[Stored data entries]
-*-*-

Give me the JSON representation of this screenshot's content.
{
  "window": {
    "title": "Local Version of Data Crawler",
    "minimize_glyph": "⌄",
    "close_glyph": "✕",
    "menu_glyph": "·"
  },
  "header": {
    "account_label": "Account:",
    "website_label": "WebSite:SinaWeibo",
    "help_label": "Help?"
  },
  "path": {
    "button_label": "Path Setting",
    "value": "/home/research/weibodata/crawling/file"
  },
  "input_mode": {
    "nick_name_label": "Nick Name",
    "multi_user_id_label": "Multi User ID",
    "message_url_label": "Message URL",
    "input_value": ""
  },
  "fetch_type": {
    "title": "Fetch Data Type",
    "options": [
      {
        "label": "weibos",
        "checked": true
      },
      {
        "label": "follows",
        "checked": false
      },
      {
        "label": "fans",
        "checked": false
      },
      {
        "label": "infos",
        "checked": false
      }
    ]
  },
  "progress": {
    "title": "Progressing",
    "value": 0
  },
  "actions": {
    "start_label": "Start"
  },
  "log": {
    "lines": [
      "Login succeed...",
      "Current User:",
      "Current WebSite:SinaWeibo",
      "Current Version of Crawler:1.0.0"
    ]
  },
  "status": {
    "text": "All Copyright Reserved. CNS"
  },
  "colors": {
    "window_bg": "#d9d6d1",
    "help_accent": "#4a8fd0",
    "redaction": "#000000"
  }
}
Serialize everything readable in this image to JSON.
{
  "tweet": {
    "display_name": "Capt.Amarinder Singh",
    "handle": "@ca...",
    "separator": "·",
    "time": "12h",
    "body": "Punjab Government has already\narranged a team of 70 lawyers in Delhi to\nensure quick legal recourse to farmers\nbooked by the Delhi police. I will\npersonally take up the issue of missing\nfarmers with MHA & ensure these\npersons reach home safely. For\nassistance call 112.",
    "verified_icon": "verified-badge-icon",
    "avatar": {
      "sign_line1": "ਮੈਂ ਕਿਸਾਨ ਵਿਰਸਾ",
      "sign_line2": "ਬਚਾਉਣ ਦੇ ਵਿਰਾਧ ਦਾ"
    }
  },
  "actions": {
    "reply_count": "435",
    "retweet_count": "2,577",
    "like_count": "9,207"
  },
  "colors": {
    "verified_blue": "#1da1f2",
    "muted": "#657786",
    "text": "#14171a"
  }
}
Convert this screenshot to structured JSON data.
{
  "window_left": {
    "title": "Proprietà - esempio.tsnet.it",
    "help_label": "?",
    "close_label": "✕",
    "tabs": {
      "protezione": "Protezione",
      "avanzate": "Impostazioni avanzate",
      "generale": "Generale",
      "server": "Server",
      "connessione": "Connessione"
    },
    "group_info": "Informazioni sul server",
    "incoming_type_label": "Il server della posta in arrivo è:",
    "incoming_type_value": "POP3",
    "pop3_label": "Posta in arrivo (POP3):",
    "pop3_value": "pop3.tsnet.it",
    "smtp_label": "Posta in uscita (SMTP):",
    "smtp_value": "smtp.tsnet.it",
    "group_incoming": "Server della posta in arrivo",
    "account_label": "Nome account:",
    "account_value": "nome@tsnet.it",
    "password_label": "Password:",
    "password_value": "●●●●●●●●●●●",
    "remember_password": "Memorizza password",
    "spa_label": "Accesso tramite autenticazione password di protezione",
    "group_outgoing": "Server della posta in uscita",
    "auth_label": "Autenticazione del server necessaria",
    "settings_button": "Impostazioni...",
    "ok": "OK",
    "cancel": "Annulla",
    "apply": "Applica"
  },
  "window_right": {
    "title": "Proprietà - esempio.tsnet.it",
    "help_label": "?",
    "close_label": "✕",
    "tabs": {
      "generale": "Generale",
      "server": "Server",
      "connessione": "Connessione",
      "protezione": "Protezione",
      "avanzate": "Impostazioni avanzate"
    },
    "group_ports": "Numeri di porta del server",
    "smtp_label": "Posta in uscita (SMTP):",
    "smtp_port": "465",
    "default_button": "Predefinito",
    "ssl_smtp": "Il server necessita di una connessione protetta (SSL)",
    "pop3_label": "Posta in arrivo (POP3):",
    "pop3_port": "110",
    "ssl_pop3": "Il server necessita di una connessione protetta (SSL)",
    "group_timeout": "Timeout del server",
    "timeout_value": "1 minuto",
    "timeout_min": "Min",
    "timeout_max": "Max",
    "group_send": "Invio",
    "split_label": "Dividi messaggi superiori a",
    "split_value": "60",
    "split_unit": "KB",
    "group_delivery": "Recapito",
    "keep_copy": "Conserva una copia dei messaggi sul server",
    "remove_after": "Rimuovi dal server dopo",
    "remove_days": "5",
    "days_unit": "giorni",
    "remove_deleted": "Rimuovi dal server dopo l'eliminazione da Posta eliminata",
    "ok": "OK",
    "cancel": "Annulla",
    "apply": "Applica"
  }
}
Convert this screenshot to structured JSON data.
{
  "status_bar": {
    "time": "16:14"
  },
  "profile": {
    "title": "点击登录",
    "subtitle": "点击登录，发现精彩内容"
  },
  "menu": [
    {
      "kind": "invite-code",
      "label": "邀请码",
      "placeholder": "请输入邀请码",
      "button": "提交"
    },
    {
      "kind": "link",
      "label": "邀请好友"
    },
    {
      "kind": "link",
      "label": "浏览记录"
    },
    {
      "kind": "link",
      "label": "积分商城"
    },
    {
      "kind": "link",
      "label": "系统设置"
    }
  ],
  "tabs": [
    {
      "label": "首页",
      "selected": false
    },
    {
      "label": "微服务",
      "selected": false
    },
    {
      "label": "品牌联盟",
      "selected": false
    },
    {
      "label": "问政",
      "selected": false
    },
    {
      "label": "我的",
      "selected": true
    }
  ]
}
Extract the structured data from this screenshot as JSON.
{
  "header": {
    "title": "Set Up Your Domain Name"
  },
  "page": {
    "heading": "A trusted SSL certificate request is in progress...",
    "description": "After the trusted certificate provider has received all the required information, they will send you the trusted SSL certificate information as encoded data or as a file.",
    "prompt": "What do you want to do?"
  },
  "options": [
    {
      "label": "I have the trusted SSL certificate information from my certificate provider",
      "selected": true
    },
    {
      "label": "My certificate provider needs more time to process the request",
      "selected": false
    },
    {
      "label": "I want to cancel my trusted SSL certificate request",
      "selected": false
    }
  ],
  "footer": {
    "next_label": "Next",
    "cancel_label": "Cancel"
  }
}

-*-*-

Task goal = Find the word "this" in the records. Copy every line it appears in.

Result =
Give me the JSON representation of this screenshot's content.
Serialize everything readable in this image to JSON.
Convert this screenshot to structured JSON data.
Convert this screenshot to structured JSON data.
Extract the structured data from this screenshot as JSON.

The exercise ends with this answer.